Bound claims are predefined values that are matched to the JWT’s claims. With bounded claims, you can restrict access to specific GitLab users, specific projects, or even jobs running for specific Git references. You can have as many bounded claims you need, but they must all match for authentication to be successful.

Combining bounded claims with GitLab features like user roles and protected branches, you can tailor these rules to fit your specific use case. In this example, authentication is allowed only for jobs running for protected tags with names matching the pattern used for production releases:

$ vault write auth/jwt/role/myproject-production - <<EOF
{
  "role_type": "jwt",
  "policies": ["myproject-production"],
  "token_explicit_max_ttl": 60,
  "user_claim": "user_email",
  "bound_claims_type": "glob",
  "bound_claims": {
    "project_id": "42",
    "ref_protected": "true",
    "ref_type": "tag",
    "ref": "auto-deploy-*"
  }
}
EOF
Caution: Always restrict your roles to a project or namespace by using one of the provided claims like project_id or namespace_id. Without these restrictions, any JWT generated by this GitLab instance may be allowed to authenticate using this role.

For a full list of CI_JOB_JWT claims, read the How it works section of the Authenticating and Reading Secrets With HashiCorp Vault tutorial.

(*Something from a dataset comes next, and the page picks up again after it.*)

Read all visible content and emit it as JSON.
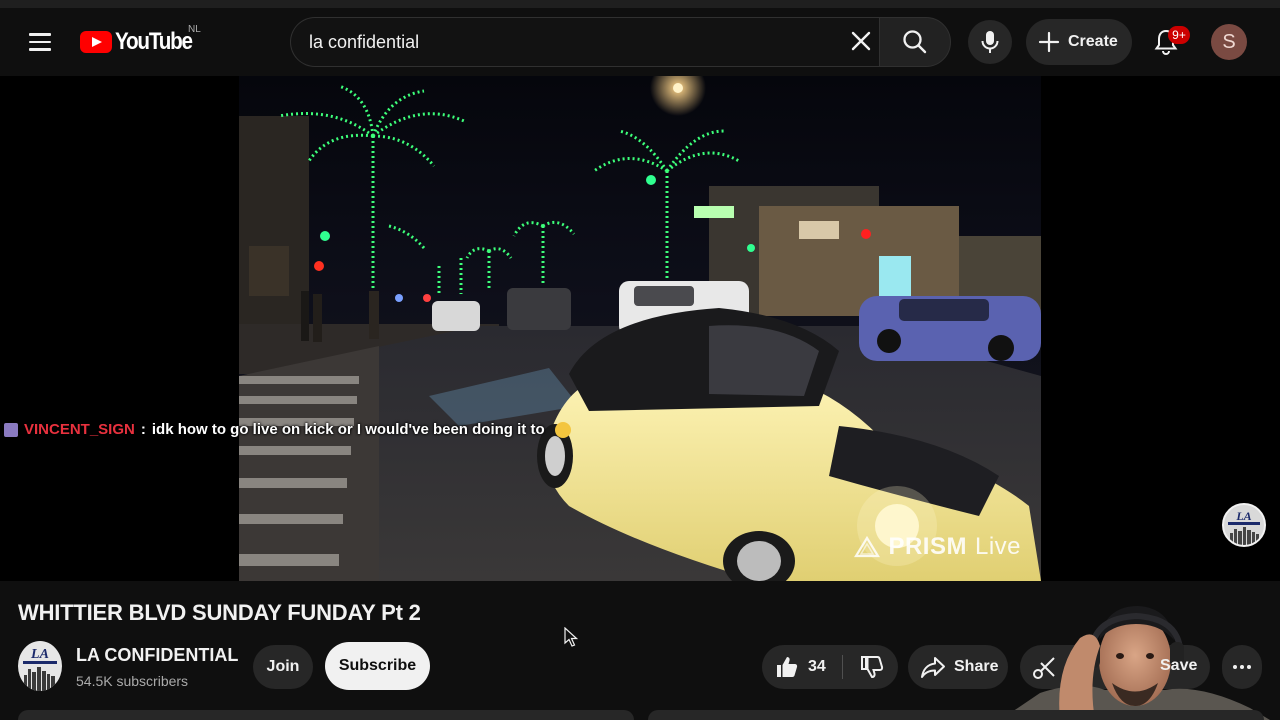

You can also specify some attributes for the resulting Vault tokens, such as time-to-live, IP address range, and number of uses. The full list of options is available in Vault’s documentation on creating roles for the JSON web token method.